▶ [WHAT YOU NEED TO DO]:
Your answer should repeat the entries in full, exactly as given, with no pictures.

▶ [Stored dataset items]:
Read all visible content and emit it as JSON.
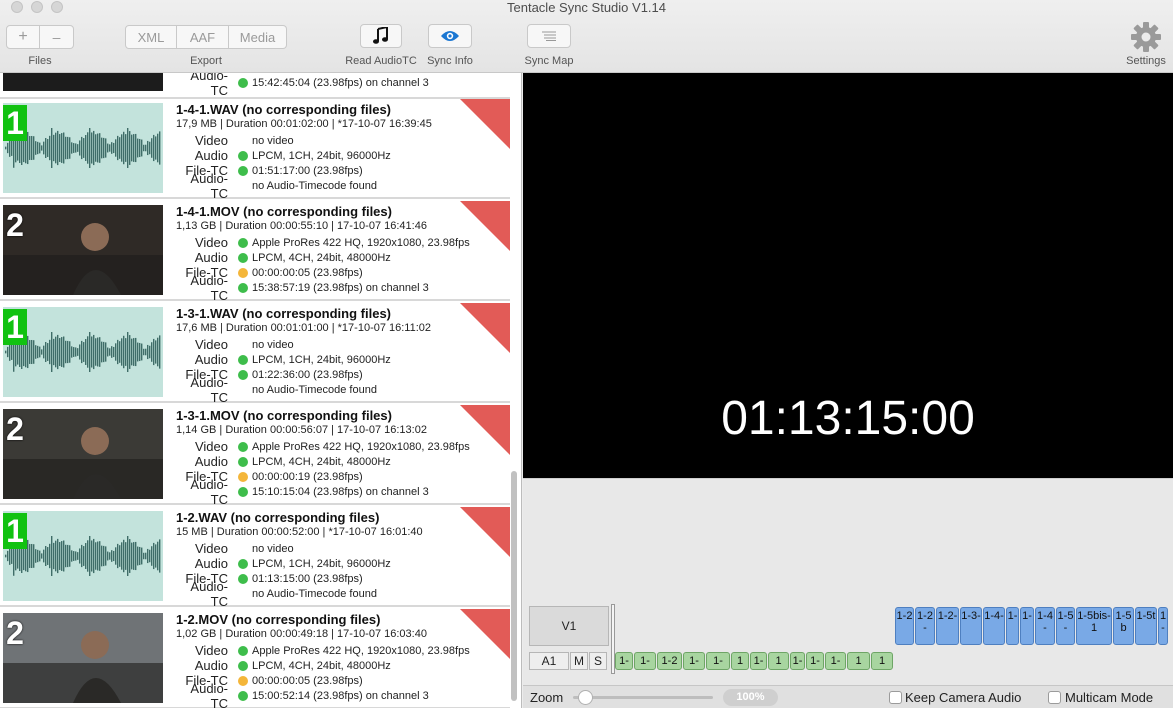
{
  "window": {
    "title": "Tentacle Sync Studio V1.14"
  },
  "toolbar": {
    "files": {
      "add": "+",
      "remove": "–",
      "label": "Files"
    },
    "export": {
      "xml": "XML",
      "aaf": "AAF",
      "media": "Media",
      "label": "Export"
    },
    "read_audiotc": {
      "label": "Read AudioTC",
      "icon": "music-note-icon"
    },
    "sync_info": {
      "label": "Sync Info",
      "icon": "eye-icon"
    },
    "sync_map": {
      "label": "Sync Map",
      "icon": "list-icon"
    },
    "settings": {
      "label": "Settings",
      "icon": "gear-icon"
    }
  },
  "files": {
    "partial": {
      "key": "Audio-TC",
      "value": "15:42:45:04 (23.98fps) on channel 3"
    },
    "items": [
      {
        "badge": "1",
        "kind": "audio",
        "name": "1-4-1.WAV (no corresponding files)",
        "meta": "17,9 MB | Duration 00:01:02:00 | *17-10-07 16:39:45",
        "props": [
          {
            "key": "Video",
            "value": "no video",
            "status": "none"
          },
          {
            "key": "Audio",
            "value": "LPCM, 1CH, 24bit, 96000Hz",
            "status": "green"
          },
          {
            "key": "File-TC",
            "value": "01:51:17:00 (23.98fps)",
            "status": "green"
          },
          {
            "key": "Audio-TC",
            "value": "no Audio-Timecode found",
            "status": "none"
          }
        ]
      },
      {
        "badge": "2",
        "kind": "video",
        "name": "1-4-1.MOV (no corresponding files)",
        "meta": "1,13 GB | Duration 00:00:55:10 | 17-10-07 16:41:46",
        "props": [
          {
            "key": "Video",
            "value": "Apple ProRes 422 HQ, 1920x1080, 23.98fps",
            "status": "green"
          },
          {
            "key": "Audio",
            "value": "LPCM, 4CH, 24bit, 48000Hz",
            "status": "green"
          },
          {
            "key": "File-TC",
            "value": "00:00:00:05 (23.98fps)",
            "status": "orange"
          },
          {
            "key": "Audio-TC",
            "value": "15:38:57:19 (23.98fps) on channel 3",
            "status": "green"
          }
        ]
      },
      {
        "badge": "1",
        "kind": "audio",
        "name": "1-3-1.WAV (no corresponding files)",
        "meta": "17,6 MB | Duration 00:01:01:00 | *17-10-07 16:11:02",
        "props": [
          {
            "key": "Video",
            "value": "no video",
            "status": "none"
          },
          {
            "key": "Audio",
            "value": "LPCM, 1CH, 24bit, 96000Hz",
            "status": "green"
          },
          {
            "key": "File-TC",
            "value": "01:22:36:00 (23.98fps)",
            "status": "green"
          },
          {
            "key": "Audio-TC",
            "value": "no Audio-Timecode found",
            "status": "none"
          }
        ]
      },
      {
        "badge": "2",
        "kind": "video",
        "name": "1-3-1.MOV (no corresponding files)",
        "meta": "1,14 GB | Duration 00:00:56:07 | 17-10-07 16:13:02",
        "props": [
          {
            "key": "Video",
            "value": "Apple ProRes 422 HQ, 1920x1080, 23.98fps",
            "status": "green"
          },
          {
            "key": "Audio",
            "value": "LPCM, 4CH, 24bit, 48000Hz",
            "status": "green"
          },
          {
            "key": "File-TC",
            "value": "00:00:00:19 (23.98fps)",
            "status": "orange"
          },
          {
            "key": "Audio-TC",
            "value": "15:10:15:04 (23.98fps) on channel 3",
            "status": "green"
          }
        ]
      },
      {
        "badge": "1",
        "kind": "audio",
        "name": "1-2.WAV (no corresponding files)",
        "meta": "15 MB | Duration 00:00:52:00 | *17-10-07 16:01:40",
        "props": [
          {
            "key": "Video",
            "value": "no video",
            "status": "none"
          },
          {
            "key": "Audio",
            "value": "LPCM, 1CH, 24bit, 96000Hz",
            "status": "green"
          },
          {
            "key": "File-TC",
            "value": "01:13:15:00 (23.98fps)",
            "status": "green"
          },
          {
            "key": "Audio-TC",
            "value": "no Audio-Timecode found",
            "status": "none"
          }
        ]
      },
      {
        "badge": "2",
        "kind": "video",
        "name": "1-2.MOV (no corresponding files)",
        "meta": "1,02 GB | Duration 00:00:49:18 | 17-10-07 16:03:40",
        "props": [
          {
            "key": "Video",
            "value": "Apple ProRes 422 HQ, 1920x1080, 23.98fps",
            "status": "green"
          },
          {
            "key": "Audio",
            "value": "LPCM, 4CH, 24bit, 48000Hz",
            "status": "green"
          },
          {
            "key": "File-TC",
            "value": "00:00:00:05 (23.98fps)",
            "status": "orange"
          },
          {
            "key": "Audio-TC",
            "value": "15:00:52:14 (23.98fps) on channel 3",
            "status": "green"
          }
        ]
      }
    ]
  },
  "preview": {
    "timecode": "01:13:15:00"
  },
  "timeline": {
    "video_track": "V1",
    "audio_track": "A1",
    "mute": "M",
    "solo": "S",
    "video_clips": [
      "1-2",
      "1-2-",
      "1-2-",
      "1-3-",
      "1-4-",
      "1-",
      "1-",
      "1-4-",
      "1-5-",
      "1-5bis-1",
      "1-5b",
      "1-5t",
      "1-"
    ],
    "audio_clips": [
      "1-",
      "1-",
      "1-2",
      "1-",
      "1-",
      "1",
      "1-",
      "1",
      "1-",
      "1-",
      "1-",
      "1",
      "1"
    ]
  },
  "bottombar": {
    "zoom_label": "Zoom",
    "zoom_value": "100%",
    "zoom_level": 0.04,
    "keep_camera_audio": "Keep Camera Audio",
    "multicam_mode": "Multicam Mode"
  },
  "colors": {
    "green_status": "#3ebd4b",
    "orange_status": "#f4b63a",
    "badge_green": "#11c211",
    "corner_red": "#e25b57",
    "video_clip": "#79a9e6",
    "audio_clip": "#a8d5a0"
  }
}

▶ [RESPONSE FOR THIS EXERCISE]:
Read all visible content and emit it as JSON.
{
  "window": {
    "title": "Tentacle Sync Studio V1.14"
  },
  "toolbar": {
    "files": {
      "add": "+",
      "remove": "–",
      "label": "Files"
    },
    "export": {
      "xml": "XML",
      "aaf": "AAF",
      "media": "Media",
      "label": "Export"
    },
    "read_audiotc": {
      "label": "Read AudioTC",
      "icon": "music-note-icon"
    },
    "sync_info": {
      "label": "Sync Info",
      "icon": "eye-icon"
    },
    "sync_map": {
      "label": "Sync Map",
      "icon": "list-icon"
    },
    "settings": {
      "label": "Settings",
      "icon": "gear-icon"
    }
  },
  "files": {
    "partial": {
      "key": "Audio-TC",
      "value": "15:42:45:04 (23.98fps) on channel 3"
    },
    "items": [
      {
        "badge": "1",
        "kind": "audio",
        "name": "1-4-1.WAV (no corresponding files)",
        "meta": "17,9 MB | Duration 00:01:02:00 | *17-10-07 16:39:45",
        "props": [
          {
            "key": "Video",
            "value": "no video",
            "status": "none"
          },
          {
            "key": "Audio",
            "value": "LPCM, 1CH, 24bit, 96000Hz",
            "status": "green"
          },
          {
            "key": "File-TC",
            "value": "01:51:17:00 (23.98fps)",
            "status": "green"
          },
          {
            "key": "Audio-TC",
            "value": "no Audio-Timecode found",
            "status": "none"
          }
        ]
      },
      {
        "badge": "2",
        "kind": "video",
        "name": "1-4-1.MOV (no corresponding files)",
        "meta": "1,13 GB | Duration 00:00:55:10 | 17-10-07 16:41:46",
        "props": [
          {
            "key": "Video",
            "value": "Apple ProRes 422 HQ, 1920x1080, 23.98fps",
            "status": "green"
          },
          {
            "key": "Audio",
            "value": "LPCM, 4CH, 24bit, 48000Hz",
            "status": "green"
          },
          {
            "key": "File-TC",
            "value": "00:00:00:05 (23.98fps)",
            "status": "orange"
          },
          {
            "key": "Audio-TC",
            "value": "15:38:57:19 (23.98fps) on channel 3",
            "status": "green"
          }
        ]
      },
      {
        "badge": "1",
        "kind": "audio",
        "name": "1-3-1.WAV (no corresponding files)",
        "meta": "17,6 MB | Duration 00:01:01:00 | *17-10-07 16:11:02",
        "props": [
          {
            "key": "Video",
            "value": "no video",
            "status": "none"
          },
          {
            "key": "Audio",
            "value": "LPCM, 1CH, 24bit, 96000Hz",
            "status": "green"
          },
          {
            "key": "File-TC",
            "value": "01:22:36:00 (23.98fps)",
            "status": "green"
          },
          {
            "key": "Audio-TC",
            "value": "no Audio-Timecode found",
            "status": "none"
          }
        ]
      },
      {
        "badge": "2",
        "kind": "video",
        "name": "1-3-1.MOV (no corresponding files)",
        "meta": "1,14 GB | Duration 00:00:56:07 | 17-10-07 16:13:02",
        "props": [
          {
            "key": "Video",
            "value": "Apple ProRes 422 HQ, 1920x1080, 23.98fps",
            "status": "green"
          },
          {
            "key": "Audio",
            "value": "LPCM, 4CH, 24bit, 48000Hz",
            "status": "green"
          },
          {
            "key": "File-TC",
            "value": "00:00:00:19 (23.98fps)",
            "status": "orange"
          },
          {
            "key": "Audio-TC",
            "value": "15:10:15:04 (23.98fps) on channel 3",
            "status": "green"
          }
        ]
      },
      {
        "badge": "1",
        "kind": "audio",
        "name": "1-2.WAV (no corresponding files)",
        "meta": "15 MB | Duration 00:00:52:00 | *17-10-07 16:01:40",
        "props": [
          {
            "key": "Video",
            "value": "no video",
            "status": "none"
          },
          {
            "key": "Audio",
            "value": "LPCM, 1CH, 24bit, 96000Hz",
            "status": "green"
          },
          {
            "key": "File-TC",
            "value": "01:13:15:00 (23.98fps)",
            "status": "green"
          },
          {
            "key": "Audio-TC",
            "value": "no Audio-Timecode found",
            "status": "none"
          }
        ]
      },
      {
        "badge": "2",
        "kind": "video",
        "name": "1-2.MOV (no corresponding files)",
        "meta": "1,02 GB | Duration 00:00:49:18 | 17-10-07 16:03:40",
        "props": [
          {
            "key": "Video",
            "value": "Apple ProRes 422 HQ, 1920x1080, 23.98fps",
            "status": "green"
          },
          {
            "key": "Audio",
            "value": "LPCM, 4CH, 24bit, 48000Hz",
            "status": "green"
          },
          {
            "key": "File-TC",
            "value": "00:00:00:05 (23.98fps)",
            "status": "orange"
          },
          {
            "key": "Audio-TC",
            "value": "15:00:52:14 (23.98fps) on channel 3",
            "status": "green"
          }
        ]
      }
    ]
  },
  "preview": {
    "timecode": "01:13:15:00"
  },
  "timeline": {
    "video_track": "V1",
    "audio_track": "A1",
    "mute": "M",
    "solo": "S",
    "video_clips": [
      "1-2",
      "1-2-",
      "1-2-",
      "1-3-",
      "1-4-",
      "1-",
      "1-",
      "1-4-",
      "1-5-",
      "1-5bis-1",
      "1-5b",
      "1-5t",
      "1-"
    ],
    "audio_clips": [
      "1-",
      "1-",
      "1-2",
      "1-",
      "1-",
      "1",
      "1-",
      "1",
      "1-",
      "1-",
      "1-",
      "1",
      "1"
    ]
  },
  "bottombar": {
    "zoom_label": "Zoom",
    "zoom_value": "100%",
    "zoom_level": 0.04,
    "keep_camera_audio": "Keep Camera Audio",
    "multicam_mode": "Multicam Mode"
  },
  "colors": {
    "green_status": "#3ebd4b",
    "orange_status": "#f4b63a",
    "badge_green": "#11c211",
    "corner_red": "#e25b57",
    "video_clip": "#79a9e6",
    "audio_clip": "#a8d5a0"
  }
}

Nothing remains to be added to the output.